Dec. 30, 2022

How to Get Subsidized Student Loans When You Make a Lot of Money

This is a post I’ve had in mind since before I ever started this blog, and probably the technique most unique to me. I’ve never heard of this being done by anyone else. It isn’t widely applicable, as it requires you to be a high income college student.


My College Days

I went to a fairly inexpensive university in Southeast Idaho, and it cost me about $10k a year to live. I got a job selling pest control door to door in 2012 and 2013.

In 2012 I only worked 7 weeks, but made over $10,000. A good haul for such a short time.

In 2013, I helped get a new office up and running and earned some override commissions for my role in recruiting and training.

Many door to door salesmen have done better (and worse), I was happy with my $40k earned in just four short months. I tracked the hours I worked and was making nearly $55 dollars per hour.

Door to door sales can be surprisingly lucrative

I would have returned for 2014 but I needed an internship in order to graduate the next year, and was able to secure one in Salt Lake City, paying $18 an hour. Combined with five hours of overtime per week making time and a half, I was earning approximately $850 a week. Not too bad, but less than half of what I made selling pest control.

Trust Me

Lucky for me, my Dad, while not part of the FIRE community, is fairly knowledgeable when it comes to finance. He had done some reading on trusts and knew enough to draw one up for me and have it notarized.

Not many many people are well versed in what a trust is exactly, so here’s Investopedia:

A trust is a fiduciary relationship in which one party, known as a trustor, gives another party, the trustee, the right to hold title to property or assets for the benefit of a third party, the beneficiary.


As you can see above, there are three roles in a trust: The Trustor, Trustee and Beneficiary. In Idaho, it is legal for one person to be all three. So that’s what we did.

Note that this may defeat some of the normal purposes of a trust, but works well for this specific scenario, if allowed in your state.

Even if the rules are different in your state, you can potentially have one drawn up with your parents , siblings or other family members in certain roles with yourself as the beneficiary.

How Does This Get Me Subsidized Loans?

To put it very simply, a trust is a legal entity separate from yourself. The trust is not me. You can open accounts, and hold assets or property in a trust. Trusts usually contain rules about it’s use that must be executed. I am not my trust, even though I am the Trustor, Trustee and Beneficiary.

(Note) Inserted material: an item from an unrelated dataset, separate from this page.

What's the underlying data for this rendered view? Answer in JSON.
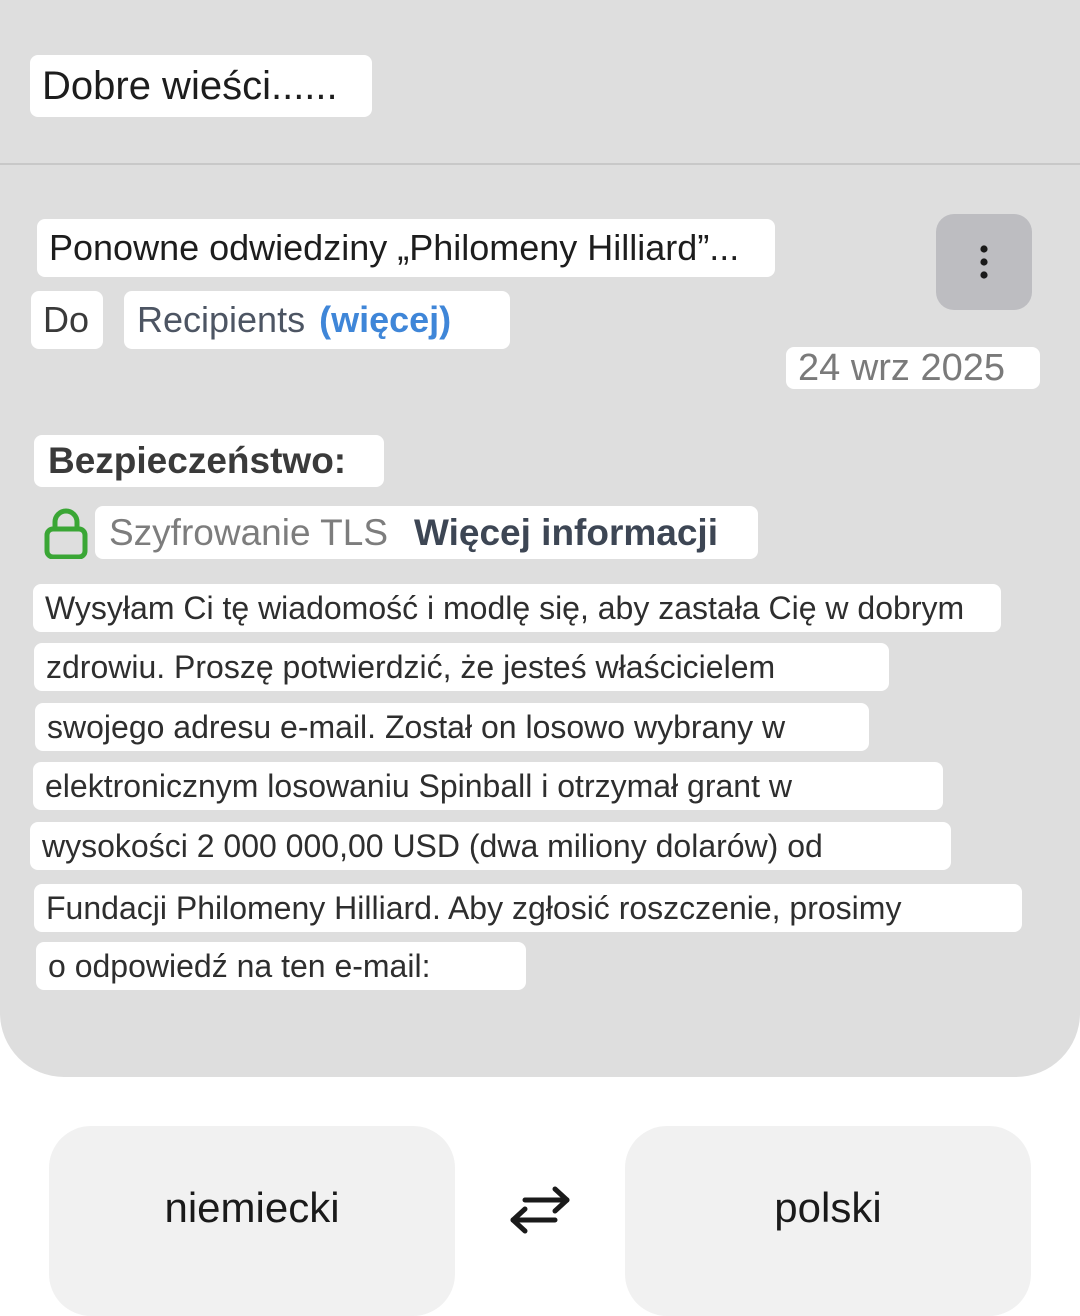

A Shelter For The FAFSA

I made enough money in five months of work to fund my entire college education, plus some. There was zero change FAFSA was going to give me much, if anything, without the use of a trust.

Stocks were recovering quickly from the Great Recession, and I wanted to put my money to work. I set up investment accounts in my trust and before filling out my FAFSA I transferred all but $500 or so into my trust account.

As far as FAFSA knew, I made a lot but had little in MY bank account to show for it.

Meanwhile my trust accounts had tens of thousands invested. I was granted subsidized loans which don’t charge interest until 6 months after the graduation. I used these loans to pay for my education while my money grew over 10% a year in the stocks.

Upon graduation, I had a secured a job at a major software company, making nearly $60,000, and was able pay off my subsidized loans before ever paying interest.

I was able to borrow money for free for three years while investing well over $40,000 in a rapidly rising stock market.

Other Considerations

This strategy will only work if your parents don’t claim you on their tax return. Usually, a parent would want to claim their college student, because you’re worth $2,000 in tax breaks to them these days.

My Dad would run the taxes both ways in Turbo Tax, claiming me as a dependent and not claiming me. We would split the difference in his tax return, making it a win-win situation.

Additionally, you will likely have to consult a lawyer to get your trust set up, if you don’t have someone knowledgeable enough to draw one up for you. This can cost about one thousand on the low end, which is still inexpensive enough to make this strategy feasible for most high paid college students.

Final Thoughts

When you fill out FAFSA, they ask you up front how much money you have. Remember, you are not your trust; it is a completely separate entity.

Essentially I controlled $40k or more, and had access to it if needed, but that money was not technically in my name. All you have to do is transfer the money into the trust before you fill out FAFSA and you can legitimately claim that you have virtually no money, greatly increasing your chances for scholarships, grants, and subsidized loans.

I know most college students don’t make the kind of money I did, but some do. What do you think of this strategy? Let me know what questions you have and I can try to address those in the comments.